**Exercise instructions:**
Without changing a word, return the listing below, minus its images.

**Provided records:**
>>

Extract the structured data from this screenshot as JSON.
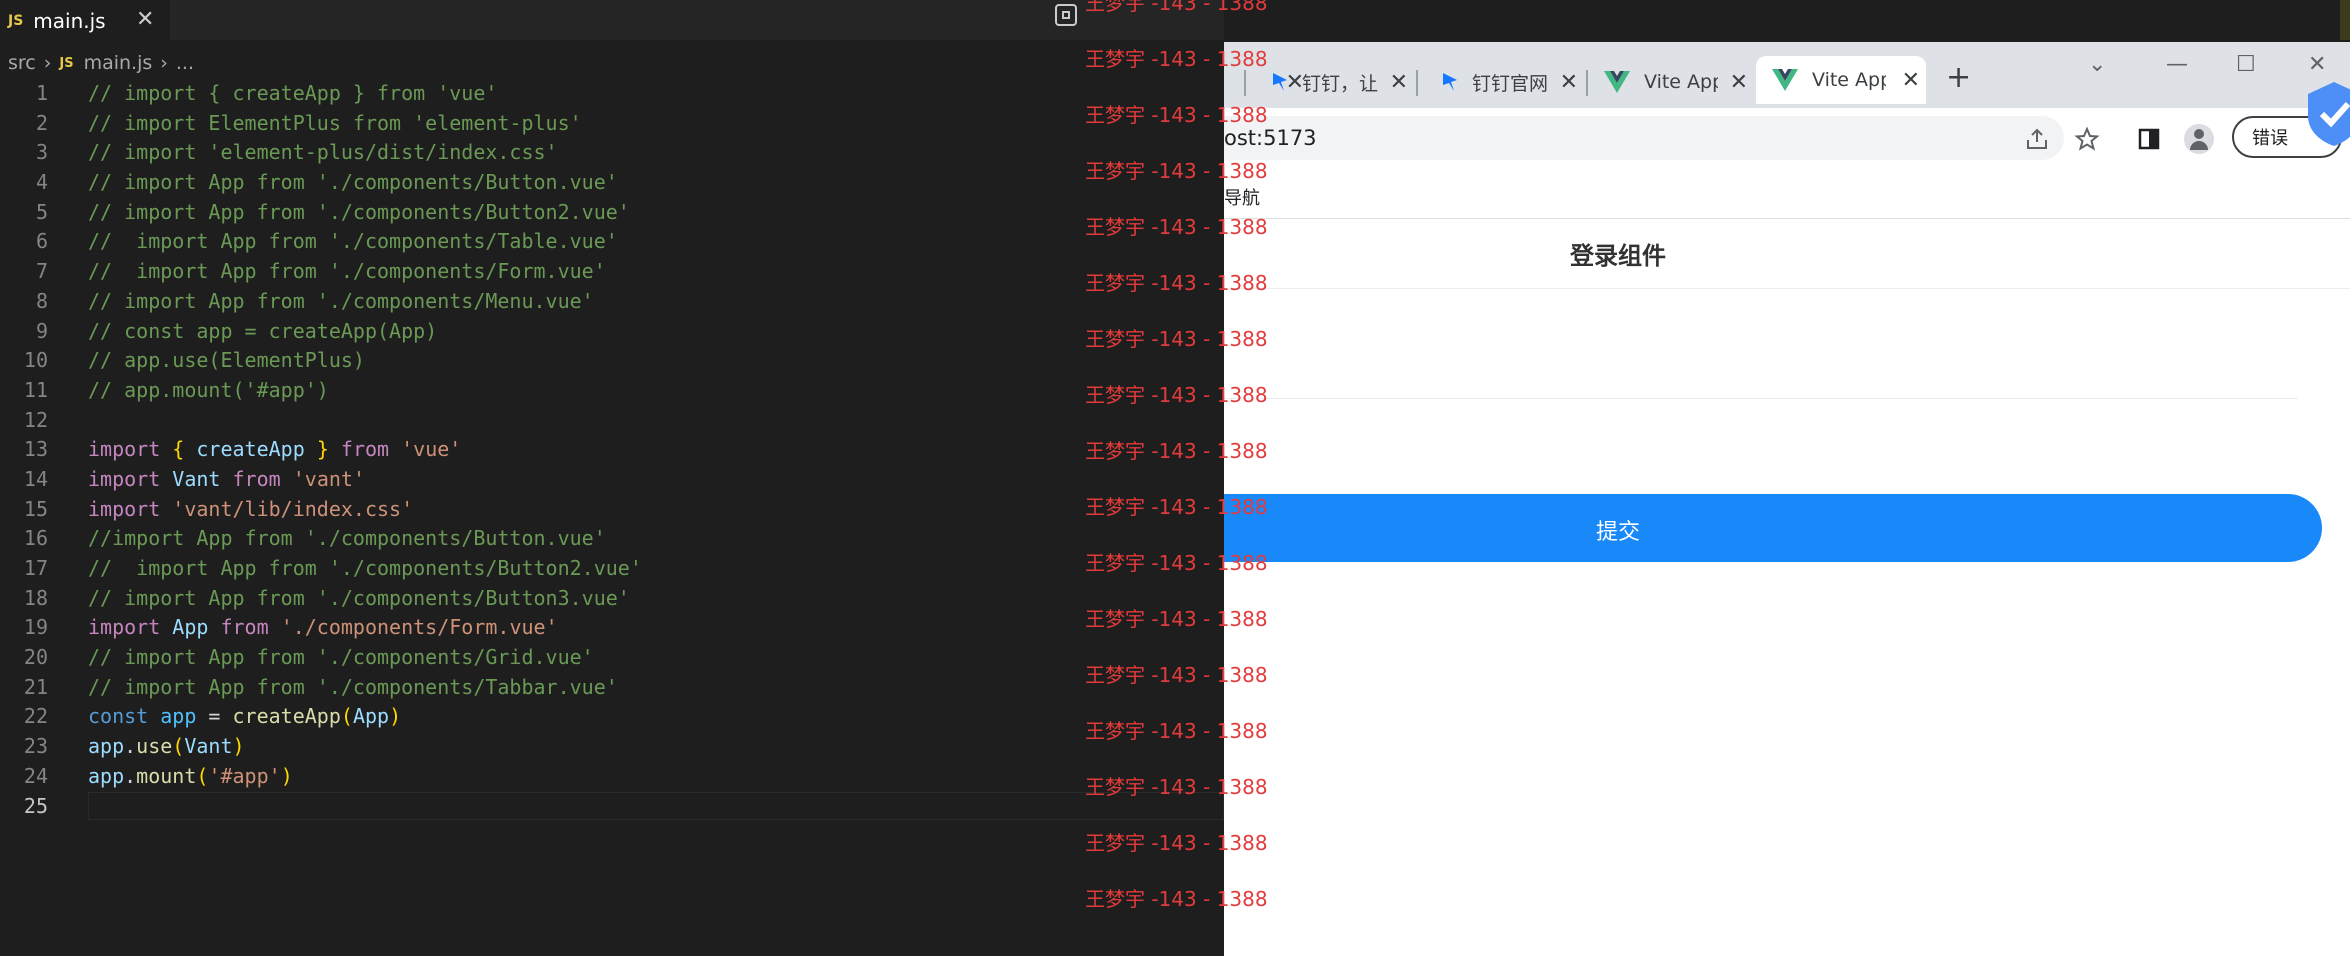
{
  "editor": {
    "tab": {
      "badge": "JS",
      "title": "main.js",
      "close": "✕"
    },
    "breadcrumb": {
      "folder": "src",
      "badge": "JS",
      "file": "main.js",
      "more": "..."
    },
    "lines": [
      {
        "n": "1",
        "parts": [
          [
            "cm",
            "// import { createApp } from 'vue'"
          ]
        ]
      },
      {
        "n": "2",
        "parts": [
          [
            "cm",
            "// import ElementPlus from 'element-plus'"
          ]
        ]
      },
      {
        "n": "3",
        "parts": [
          [
            "cm",
            "// import 'element-plus/dist/index.css'"
          ]
        ]
      },
      {
        "n": "4",
        "parts": [
          [
            "cm",
            "// import App from './components/Button.vue'"
          ]
        ]
      },
      {
        "n": "5",
        "parts": [
          [
            "cm",
            "// import App from './components/Button2.vue'"
          ]
        ]
      },
      {
        "n": "6",
        "parts": [
          [
            "cm",
            "//  import App from './components/Table.vue'"
          ]
        ]
      },
      {
        "n": "7",
        "parts": [
          [
            "cm",
            "//  import App from './components/Form.vue'"
          ]
        ]
      },
      {
        "n": "8",
        "parts": [
          [
            "cm",
            "// import App from './components/Menu.vue'"
          ]
        ]
      },
      {
        "n": "9",
        "parts": [
          [
            "cm",
            "// const app = createApp(App)"
          ]
        ]
      },
      {
        "n": "10",
        "parts": [
          [
            "cm",
            "// app.use(ElementPlus)"
          ]
        ]
      },
      {
        "n": "11",
        "parts": [
          [
            "cm",
            "// app.mount('#app')"
          ]
        ]
      },
      {
        "n": "12",
        "parts": []
      },
      {
        "n": "13",
        "parts": [
          [
            "kw",
            "import"
          ],
          [
            "pn",
            " "
          ],
          [
            "br",
            "{"
          ],
          [
            "pn",
            " "
          ],
          [
            "var",
            "createApp"
          ],
          [
            "pn",
            " "
          ],
          [
            "br",
            "}"
          ],
          [
            "pn",
            " "
          ],
          [
            "kw",
            "from"
          ],
          [
            "pn",
            " "
          ],
          [
            "str",
            "'vue'"
          ]
        ]
      },
      {
        "n": "14",
        "parts": [
          [
            "kw",
            "import"
          ],
          [
            "pn",
            " "
          ],
          [
            "var",
            "Vant"
          ],
          [
            "pn",
            " "
          ],
          [
            "kw",
            "from"
          ],
          [
            "pn",
            " "
          ],
          [
            "str",
            "'vant'"
          ]
        ]
      },
      {
        "n": "15",
        "parts": [
          [
            "kw",
            "import"
          ],
          [
            "pn",
            " "
          ],
          [
            "str",
            "'vant/lib/index.css'"
          ]
        ]
      },
      {
        "n": "16",
        "parts": [
          [
            "cm",
            "//import App from './components/Button.vue'"
          ]
        ]
      },
      {
        "n": "17",
        "parts": [
          [
            "cm",
            "//  import App from './components/Button2.vue'"
          ]
        ]
      },
      {
        "n": "18",
        "parts": [
          [
            "cm",
            "// import App from './components/Button3.vue'"
          ]
        ]
      },
      {
        "n": "19",
        "parts": [
          [
            "kw",
            "import"
          ],
          [
            "pn",
            " "
          ],
          [
            "var",
            "App"
          ],
          [
            "pn",
            " "
          ],
          [
            "kw",
            "from"
          ],
          [
            "pn",
            " "
          ],
          [
            "str",
            "'./components/Form.vue'"
          ]
        ]
      },
      {
        "n": "20",
        "parts": [
          [
            "cm",
            "// import App from './components/Grid.vue'"
          ]
        ]
      },
      {
        "n": "21",
        "parts": [
          [
            "cm",
            "// import App from './components/Tabbar.vue'"
          ]
        ]
      },
      {
        "n": "22",
        "parts": [
          [
            "decl",
            "const"
          ],
          [
            "pn",
            " "
          ],
          [
            "cls",
            "app"
          ],
          [
            "pn",
            " = "
          ],
          [
            "fn",
            "createApp"
          ],
          [
            "br",
            "("
          ],
          [
            "var",
            "App"
          ],
          [
            "br",
            ")"
          ]
        ]
      },
      {
        "n": "23",
        "parts": [
          [
            "var",
            "app"
          ],
          [
            "pn",
            "."
          ],
          [
            "fn",
            "use"
          ],
          [
            "br",
            "("
          ],
          [
            "var",
            "Vant"
          ],
          [
            "br",
            ")"
          ]
        ]
      },
      {
        "n": "24",
        "parts": [
          [
            "var",
            "app"
          ],
          [
            "pn",
            "."
          ],
          [
            "fn",
            "mount"
          ],
          [
            "br",
            "("
          ],
          [
            "str",
            "'#app'"
          ],
          [
            "br",
            ")"
          ]
        ]
      },
      {
        "n": "25",
        "parts": []
      }
    ]
  },
  "watermark": {
    "text": "王梦宇 -143 - 1388",
    "count": 17
  },
  "browser": {
    "tabs": [
      {
        "label": "钉钉，让",
        "icon": "dingtalk-icon",
        "close": "✕"
      },
      {
        "label": "钉钉官网",
        "icon": "dingtalk-icon",
        "close": "✕"
      },
      {
        "label": "Vite App",
        "icon": "vue-icon",
        "close": "✕"
      },
      {
        "label": "Vite App",
        "icon": "vue-icon",
        "close": "✕",
        "active": true
      }
    ],
    "new_tab": "+",
    "win": {
      "dropdown": "⌄",
      "minimize": "—",
      "maximize": "☐",
      "close": "✕"
    },
    "url": "ost:5173",
    "error_button": "错误",
    "bookmark": "导航",
    "page": {
      "nav_title": "登录组件",
      "submit": "提交"
    },
    "colors": {
      "primary": "#1989fa",
      "vue_green": "#41b883",
      "ding_blue": "#1677ff"
    }
  }
}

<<

**Task solution:**
Extract the structured data from this screenshot as JSON.
{
  "editor": {
    "tab": {
      "badge": "JS",
      "title": "main.js",
      "close": "✕"
    },
    "breadcrumb": {
      "folder": "src",
      "badge": "JS",
      "file": "main.js",
      "more": "..."
    },
    "lines": [
      {
        "n": "1",
        "parts": [
          [
            "cm",
            "// import { createApp } from 'vue'"
          ]
        ]
      },
      {
        "n": "2",
        "parts": [
          [
            "cm",
            "// import ElementPlus from 'element-plus'"
          ]
        ]
      },
      {
        "n": "3",
        "parts": [
          [
            "cm",
            "// import 'element-plus/dist/index.css'"
          ]
        ]
      },
      {
        "n": "4",
        "parts": [
          [
            "cm",
            "// import App from './components/Button.vue'"
          ]
        ]
      },
      {
        "n": "5",
        "parts": [
          [
            "cm",
            "// import App from './components/Button2.vue'"
          ]
        ]
      },
      {
        "n": "6",
        "parts": [
          [
            "cm",
            "//  import App from './components/Table.vue'"
          ]
        ]
      },
      {
        "n": "7",
        "parts": [
          [
            "cm",
            "//  import App from './components/Form.vue'"
          ]
        ]
      },
      {
        "n": "8",
        "parts": [
          [
            "cm",
            "// import App from './components/Menu.vue'"
          ]
        ]
      },
      {
        "n": "9",
        "parts": [
          [
            "cm",
            "// const app = createApp(App)"
          ]
        ]
      },
      {
        "n": "10",
        "parts": [
          [
            "cm",
            "// app.use(ElementPlus)"
          ]
        ]
      },
      {
        "n": "11",
        "parts": [
          [
            "cm",
            "// app.mount('#app')"
          ]
        ]
      },
      {
        "n": "12",
        "parts": []
      },
      {
        "n": "13",
        "parts": [
          [
            "kw",
            "import"
          ],
          [
            "pn",
            " "
          ],
          [
            "br",
            "{"
          ],
          [
            "pn",
            " "
          ],
          [
            "var",
            "createApp"
          ],
          [
            "pn",
            " "
          ],
          [
            "br",
            "}"
          ],
          [
            "pn",
            " "
          ],
          [
            "kw",
            "from"
          ],
          [
            "pn",
            " "
          ],
          [
            "str",
            "'vue'"
          ]
        ]
      },
      {
        "n": "14",
        "parts": [
          [
            "kw",
            "import"
          ],
          [
            "pn",
            " "
          ],
          [
            "var",
            "Vant"
          ],
          [
            "pn",
            " "
          ],
          [
            "kw",
            "from"
          ],
          [
            "pn",
            " "
          ],
          [
            "str",
            "'vant'"
          ]
        ]
      },
      {
        "n": "15",
        "parts": [
          [
            "kw",
            "import"
          ],
          [
            "pn",
            " "
          ],
          [
            "str",
            "'vant/lib/index.css'"
          ]
        ]
      },
      {
        "n": "16",
        "parts": [
          [
            "cm",
            "//import App from './components/Button.vue'"
          ]
        ]
      },
      {
        "n": "17",
        "parts": [
          [
            "cm",
            "//  import App from './components/Button2.vue'"
          ]
        ]
      },
      {
        "n": "18",
        "parts": [
          [
            "cm",
            "// import App from './components/Button3.vue'"
          ]
        ]
      },
      {
        "n": "19",
        "parts": [
          [
            "kw",
            "import"
          ],
          [
            "pn",
            " "
          ],
          [
            "var",
            "App"
          ],
          [
            "pn",
            " "
          ],
          [
            "kw",
            "from"
          ],
          [
            "pn",
            " "
          ],
          [
            "str",
            "'./components/Form.vue'"
          ]
        ]
      },
      {
        "n": "20",
        "parts": [
          [
            "cm",
            "// import App from './components/Grid.vue'"
          ]
        ]
      },
      {
        "n": "21",
        "parts": [
          [
            "cm",
            "// import App from './components/Tabbar.vue'"
          ]
        ]
      },
      {
        "n": "22",
        "parts": [
          [
            "decl",
            "const"
          ],
          [
            "pn",
            " "
          ],
          [
            "cls",
            "app"
          ],
          [
            "pn",
            " = "
          ],
          [
            "fn",
            "createApp"
          ],
          [
            "br",
            "("
          ],
          [
            "var",
            "App"
          ],
          [
            "br",
            ")"
          ]
        ]
      },
      {
        "n": "23",
        "parts": [
          [
            "var",
            "app"
          ],
          [
            "pn",
            "."
          ],
          [
            "fn",
            "use"
          ],
          [
            "br",
            "("
          ],
          [
            "var",
            "Vant"
          ],
          [
            "br",
            ")"
          ]
        ]
      },
      {
        "n": "24",
        "parts": [
          [
            "var",
            "app"
          ],
          [
            "pn",
            "."
          ],
          [
            "fn",
            "mount"
          ],
          [
            "br",
            "("
          ],
          [
            "str",
            "'#app'"
          ],
          [
            "br",
            ")"
          ]
        ]
      },
      {
        "n": "25",
        "parts": []
      }
    ]
  },
  "watermark": {
    "text": "王梦宇 -143 - 1388",
    "count": 17
  },
  "browser": {
    "tabs": [
      {
        "label": "钉钉，让",
        "icon": "dingtalk-icon",
        "close": "✕"
      },
      {
        "label": "钉钉官网",
        "icon": "dingtalk-icon",
        "close": "✕"
      },
      {
        "label": "Vite App",
        "icon": "vue-icon",
        "close": "✕"
      },
      {
        "label": "Vite App",
        "icon": "vue-icon",
        "close": "✕",
        "active": true
      }
    ],
    "new_tab": "+",
    "win": {
      "dropdown": "⌄",
      "minimize": "—",
      "maximize": "☐",
      "close": "✕"
    },
    "url": "ost:5173",
    "error_button": "错误",
    "bookmark": "导航",
    "page": {
      "nav_title": "登录组件",
      "submit": "提交"
    },
    "colors": {
      "primary": "#1989fa",
      "vue_green": "#41b883",
      "ding_blue": "#1677ff"
    }
  }
}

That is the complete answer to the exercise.